Behold my handmade (made to order) BIG TOTE BAG in Marianna print.


I’m the type of packer that likes to just throw everything into one big bag and go, but I could never find a bag big enough and always ended up travelling with multiple bags at a time. So, I decided to create the perfect BIG tote bag! These puppies can honestly fit SO much inside of them and I've made sure to make the strap long enough so that it can comfortably fit over your shoulder. This will be your go to travel bag for any situation.


Bag measurements (approx) - 25”x17”x6”


Fabric type - Wool Blend




I’d like to take this time to address something that I’ve recently corrected myself on. My newest handcrafted pieces have all been based around two beautiful wool blend patterned fabrics. At the time that I bought them, I didn’t give the patterns and where they might come from too much thought, but after the first ever National Day for Truth and Reconciliation having just passed by and reflecting on what that meant leading up to that day, I looked at these patterns and wondered if I was possibly doing something wrong.


From the basic online research I had previously done, I found that if you don’t use any words associated with the worldwide cultures that may have used these patterns, then it’s fine to use them, but that’s completely untrue. As we know now more than ever, the information you find online is usually false and after second guessing myself, I decided to reach out to our local SSLC (Squamish Lil’wat Cultural Centre) and asked them about this.


If the fabric purchased didn’t pay Indigenous artists a fair licence for the use of the pattern, it was likely copied from Indigenous culture, but with no retribution for the use of the design. This is very common and something that is often seen at Farmers/Artisan markets and big department stores. What this means is that the product is an Indigenous replica with fabric designed or stolen by a non Indigenous person and sold by a non Indigenous company. This would mean that these items don’t qualify as an authentic Indigenous product. By selling Indigenous inspired products that are not Authentic Indigenous, it appropriates the culture and takes money out of the hands of First Nations people.


I was pretty upset and embarrassed with myself for not knowing this information sooner, but I’m just so grateful to have been educated on this now and that I’m able to share what I’ve learned with you all, especially since these prints and patterns are so popular and most people might not understand the proper ethics behind them. With all that in mind, I’ve been able to correct myself and do my part in giving back.


My prices have all been changed accordingly so that a fair portion of each sale will be donated to our local SLCC, as a charity working to reclaim and celebrate the culture of the Lil’wat and Squamish Nation and creating meaningful employment to Indigenous youth. I recognize that there isn’t a fair way to pay someone for these designs, as I don’t know where they directly come from, but this would at least make some sort of difference in having the funds and awareness go in the right direction. Moving forward, if I do continue to use these beautiful prints, I will be consulting with Indigenous artists to see what would be possible or pay a fair license for their consultation and design.


These last few years have been such eye opening times when it comes to racial and cultural appropriation issues. I always want to do my part in learning, growing and giving back and I guess sometimes that means making a mistake in getting there.

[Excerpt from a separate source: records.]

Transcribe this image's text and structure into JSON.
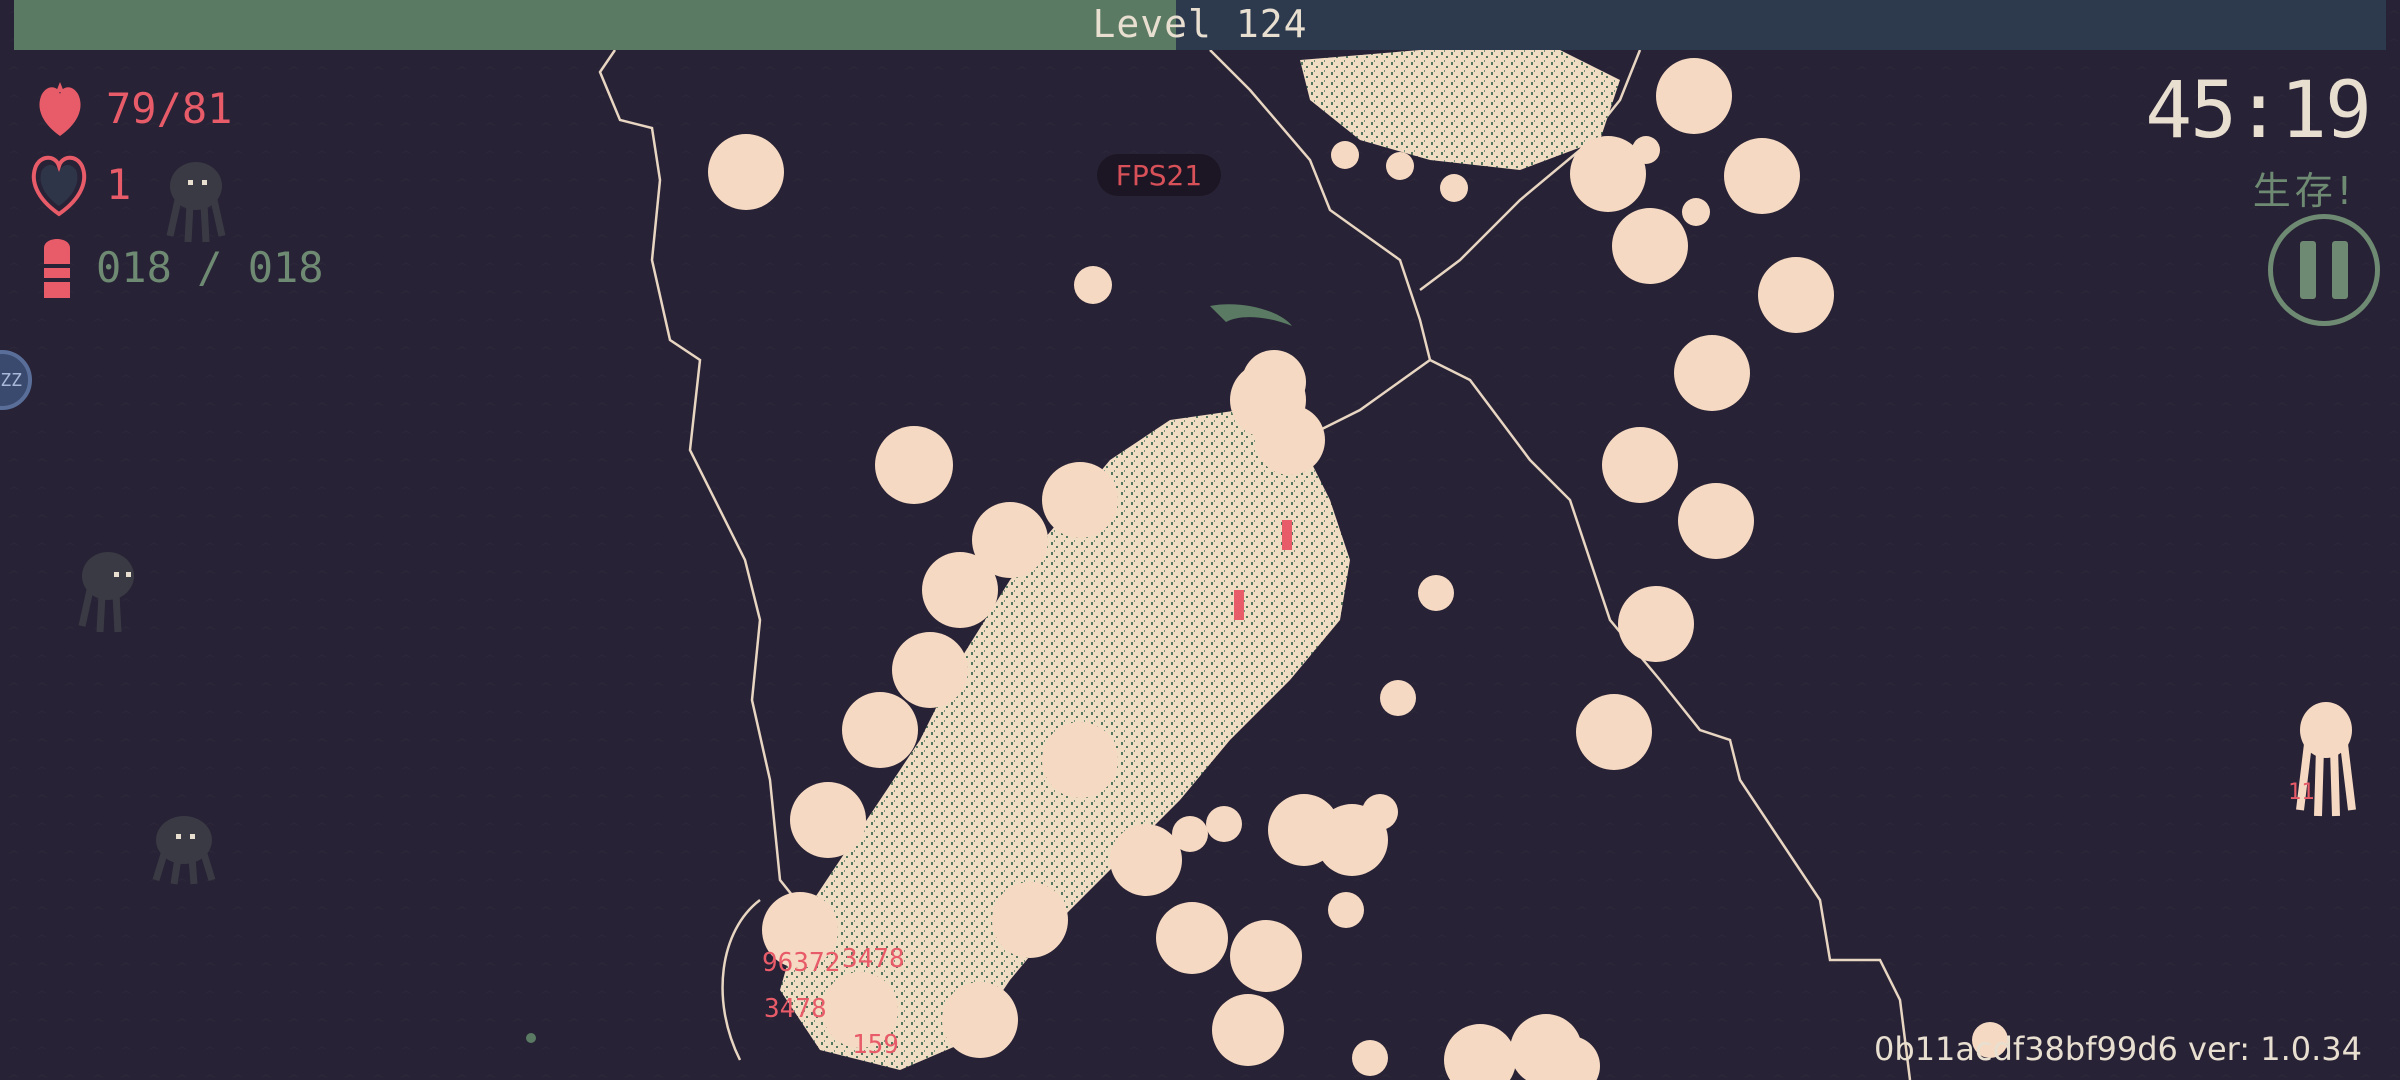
{
  "hud": {
    "level_label": "Level  124",
    "xp_progress": 0.49,
    "hp_text": "79/81",
    "armor_text": "1",
    "ammo_text": "018 / 018",
    "fps_text": "FPS21",
    "timer": "45:19",
    "status": "生存!",
    "side_button_label": "ZZ",
    "version_text": "0b11acdf38bf99d6 ver: 1.0.34"
  },
  "damage_numbers": [
    "96372",
    "3478",
    "3478",
    "159",
    "11"
  ],
  "colors": {
    "background": "#272235",
    "cream": "#f6d9c2",
    "green": "#5a7a63",
    "red": "#e85b68"
  },
  "icons": [
    "heart-icon",
    "armor-heart-icon",
    "ammo-icon",
    "pause-icon",
    "scythe-icon"
  ]
}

I thank all the different people and organizations that have helped me along my journey in getting here and I hope that my transparency inspires others to do the same.

The Big Tote Bag (Marianna)

  • Due to its hand-made nature, each Nat the Label garment possesses unique variances. To uphold its character, it is recommended to DRY CLEAN your special gem, otherwise gently hand wash in cold water and hang to dry. Warm iron inside out.